When a combination of skill and luck is what determines whether you win or lose, the skillful tend to win over time. For short periods of time the lucky can imitate the skillful (the signal is blustered by the noise), but there are several reasons why this can’t last. As Michael Mauboussin has been calmly pointing out for years, it’s process, not outcome, that matters.
The best poker players, athletes and investors share a trait: they work on the process and let the outcome follow.
“I should have…” “I knew it…” “Told you so…” All these phrases are red flags that point towards someone overly focused on outcome. Of course, if you can get away with it, it is so much easier to focus on the outcome to justify a decision than the process. But process is what differentiates the skillful from the lucky when making decisions under uncertainty.

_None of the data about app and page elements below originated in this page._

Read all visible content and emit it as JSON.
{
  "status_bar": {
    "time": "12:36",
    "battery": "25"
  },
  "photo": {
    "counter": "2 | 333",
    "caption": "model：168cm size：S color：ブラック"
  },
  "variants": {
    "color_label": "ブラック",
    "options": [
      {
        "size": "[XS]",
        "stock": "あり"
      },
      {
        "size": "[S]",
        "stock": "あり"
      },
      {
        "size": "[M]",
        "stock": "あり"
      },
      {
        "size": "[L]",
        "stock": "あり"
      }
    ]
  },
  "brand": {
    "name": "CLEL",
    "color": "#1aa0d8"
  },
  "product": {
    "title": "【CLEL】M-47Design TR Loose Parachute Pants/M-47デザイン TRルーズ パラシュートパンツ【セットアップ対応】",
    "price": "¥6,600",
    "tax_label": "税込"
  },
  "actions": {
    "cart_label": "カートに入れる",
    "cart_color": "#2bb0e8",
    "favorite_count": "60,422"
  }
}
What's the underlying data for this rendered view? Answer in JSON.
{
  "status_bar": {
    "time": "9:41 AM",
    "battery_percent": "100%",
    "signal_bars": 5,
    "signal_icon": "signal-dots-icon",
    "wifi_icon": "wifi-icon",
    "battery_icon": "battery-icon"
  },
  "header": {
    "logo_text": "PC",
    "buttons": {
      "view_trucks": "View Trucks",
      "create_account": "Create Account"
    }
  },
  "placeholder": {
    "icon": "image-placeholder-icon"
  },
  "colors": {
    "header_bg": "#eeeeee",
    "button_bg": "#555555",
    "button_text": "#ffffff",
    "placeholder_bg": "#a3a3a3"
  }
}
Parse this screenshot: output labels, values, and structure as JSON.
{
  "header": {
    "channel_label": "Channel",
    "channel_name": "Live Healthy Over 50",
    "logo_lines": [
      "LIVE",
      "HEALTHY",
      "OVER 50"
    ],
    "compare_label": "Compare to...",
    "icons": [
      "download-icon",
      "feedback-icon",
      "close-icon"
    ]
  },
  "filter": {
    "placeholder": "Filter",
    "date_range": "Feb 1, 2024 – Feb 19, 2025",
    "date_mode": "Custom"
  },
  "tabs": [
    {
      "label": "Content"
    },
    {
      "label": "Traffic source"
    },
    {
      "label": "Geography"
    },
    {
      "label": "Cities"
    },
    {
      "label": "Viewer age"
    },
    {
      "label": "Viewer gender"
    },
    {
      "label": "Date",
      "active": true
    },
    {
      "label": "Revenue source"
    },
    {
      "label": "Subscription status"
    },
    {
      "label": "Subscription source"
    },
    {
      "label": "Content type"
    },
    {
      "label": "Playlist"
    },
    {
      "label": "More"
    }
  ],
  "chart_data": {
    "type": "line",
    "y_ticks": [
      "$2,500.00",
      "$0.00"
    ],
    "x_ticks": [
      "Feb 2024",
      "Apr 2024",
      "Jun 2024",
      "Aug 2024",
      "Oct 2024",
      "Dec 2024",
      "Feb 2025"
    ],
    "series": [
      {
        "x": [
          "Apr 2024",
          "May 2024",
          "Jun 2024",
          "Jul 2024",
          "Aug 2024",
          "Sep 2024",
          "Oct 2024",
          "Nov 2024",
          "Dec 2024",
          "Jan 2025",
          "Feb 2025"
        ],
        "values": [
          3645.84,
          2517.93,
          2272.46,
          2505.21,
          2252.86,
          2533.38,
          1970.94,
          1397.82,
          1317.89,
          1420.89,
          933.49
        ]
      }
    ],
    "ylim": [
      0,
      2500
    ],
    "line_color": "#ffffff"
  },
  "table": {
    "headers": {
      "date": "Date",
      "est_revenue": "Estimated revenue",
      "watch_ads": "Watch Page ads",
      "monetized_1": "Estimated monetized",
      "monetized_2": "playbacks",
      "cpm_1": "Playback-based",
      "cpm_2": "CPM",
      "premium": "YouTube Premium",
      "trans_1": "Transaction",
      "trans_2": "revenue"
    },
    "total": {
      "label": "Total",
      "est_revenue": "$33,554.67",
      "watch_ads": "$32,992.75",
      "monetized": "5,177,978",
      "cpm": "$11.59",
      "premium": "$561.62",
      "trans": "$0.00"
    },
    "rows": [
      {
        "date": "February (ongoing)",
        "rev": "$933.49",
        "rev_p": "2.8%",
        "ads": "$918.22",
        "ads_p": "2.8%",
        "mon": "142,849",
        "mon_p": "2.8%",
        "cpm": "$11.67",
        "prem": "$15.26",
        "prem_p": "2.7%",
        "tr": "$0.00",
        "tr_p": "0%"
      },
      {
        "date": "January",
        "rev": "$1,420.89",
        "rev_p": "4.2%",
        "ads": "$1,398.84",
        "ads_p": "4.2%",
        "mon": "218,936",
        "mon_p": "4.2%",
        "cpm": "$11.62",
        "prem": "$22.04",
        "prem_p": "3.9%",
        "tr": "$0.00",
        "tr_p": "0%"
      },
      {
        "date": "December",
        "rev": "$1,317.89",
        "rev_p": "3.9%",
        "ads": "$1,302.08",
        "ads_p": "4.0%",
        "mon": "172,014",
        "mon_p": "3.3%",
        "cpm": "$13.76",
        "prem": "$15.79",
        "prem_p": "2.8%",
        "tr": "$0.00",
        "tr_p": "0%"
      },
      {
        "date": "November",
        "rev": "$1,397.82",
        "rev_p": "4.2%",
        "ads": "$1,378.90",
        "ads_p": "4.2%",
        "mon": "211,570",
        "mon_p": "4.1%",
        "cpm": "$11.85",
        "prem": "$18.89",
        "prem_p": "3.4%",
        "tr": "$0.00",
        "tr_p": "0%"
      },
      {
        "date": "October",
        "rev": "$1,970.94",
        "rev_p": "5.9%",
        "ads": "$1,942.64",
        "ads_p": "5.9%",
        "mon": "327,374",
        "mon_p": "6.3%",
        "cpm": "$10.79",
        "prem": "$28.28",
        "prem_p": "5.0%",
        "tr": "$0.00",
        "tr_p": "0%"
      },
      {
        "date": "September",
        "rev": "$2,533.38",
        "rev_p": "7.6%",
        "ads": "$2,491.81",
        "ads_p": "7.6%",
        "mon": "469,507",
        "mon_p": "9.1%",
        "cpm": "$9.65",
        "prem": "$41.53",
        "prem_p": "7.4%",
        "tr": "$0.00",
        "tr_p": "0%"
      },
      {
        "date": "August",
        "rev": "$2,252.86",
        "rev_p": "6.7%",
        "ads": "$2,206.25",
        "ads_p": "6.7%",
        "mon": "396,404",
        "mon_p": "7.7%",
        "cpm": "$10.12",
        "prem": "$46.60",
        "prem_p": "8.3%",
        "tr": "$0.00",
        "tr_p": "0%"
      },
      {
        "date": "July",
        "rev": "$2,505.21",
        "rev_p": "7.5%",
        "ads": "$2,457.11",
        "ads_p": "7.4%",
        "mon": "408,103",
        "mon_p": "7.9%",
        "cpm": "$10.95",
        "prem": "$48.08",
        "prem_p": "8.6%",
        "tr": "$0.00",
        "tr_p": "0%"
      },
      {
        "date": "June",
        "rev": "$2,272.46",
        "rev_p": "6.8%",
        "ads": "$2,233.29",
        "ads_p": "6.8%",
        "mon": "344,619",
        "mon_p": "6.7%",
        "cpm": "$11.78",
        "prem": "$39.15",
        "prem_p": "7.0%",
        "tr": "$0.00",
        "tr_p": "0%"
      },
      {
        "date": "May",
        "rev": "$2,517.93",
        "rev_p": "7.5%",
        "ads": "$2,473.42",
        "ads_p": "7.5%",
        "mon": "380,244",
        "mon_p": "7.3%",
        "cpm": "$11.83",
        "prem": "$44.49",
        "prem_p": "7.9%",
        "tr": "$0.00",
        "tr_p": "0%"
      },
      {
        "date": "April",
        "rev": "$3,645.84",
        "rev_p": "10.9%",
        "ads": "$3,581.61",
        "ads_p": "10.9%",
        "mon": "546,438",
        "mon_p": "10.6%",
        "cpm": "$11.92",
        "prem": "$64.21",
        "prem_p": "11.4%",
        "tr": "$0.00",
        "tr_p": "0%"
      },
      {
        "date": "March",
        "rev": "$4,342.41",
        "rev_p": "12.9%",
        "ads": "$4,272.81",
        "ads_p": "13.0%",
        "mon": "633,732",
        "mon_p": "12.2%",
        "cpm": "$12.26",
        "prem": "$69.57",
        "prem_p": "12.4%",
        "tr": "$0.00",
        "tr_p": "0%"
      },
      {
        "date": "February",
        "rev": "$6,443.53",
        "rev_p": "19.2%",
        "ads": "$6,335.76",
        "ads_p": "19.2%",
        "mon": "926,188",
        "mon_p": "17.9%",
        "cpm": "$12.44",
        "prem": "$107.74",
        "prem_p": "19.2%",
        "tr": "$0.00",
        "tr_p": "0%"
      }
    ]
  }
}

In the absence of a unique and unerring strategy on picking the right stocks, getting to the final table at poker tournaments or winning a football match, it is, however, not advisable to ignore the outcome altogether. It is a source of feedback. The crucial point to figure out is how to use the feedback and incorporate it into the process.
This is where having a grasp of the basics of statistical analysis comes in handy. There are rules to bear in mind when drawing inference from the outcomes of random processes. I’d recommend reading The Signal and the Noise (if you haven’t already) for a non-technical and enlightening discussion of this.
Getting to a situation where you win more often than you lose is a typical objective. But, being in a situation where the wins are attributable to skill and the losses are down to bad luck, is a better objective. Relying on good luck is not a good way to get ahead.
The message from the table below has been stuck in my head since first seeing it laid out like this by Michael Mauboussin. While it may not always be clear at first which of the four boxes an outcomes falls into, a combination of good data analysis and a critical sense of why a process should or should not work usually points in the right direction.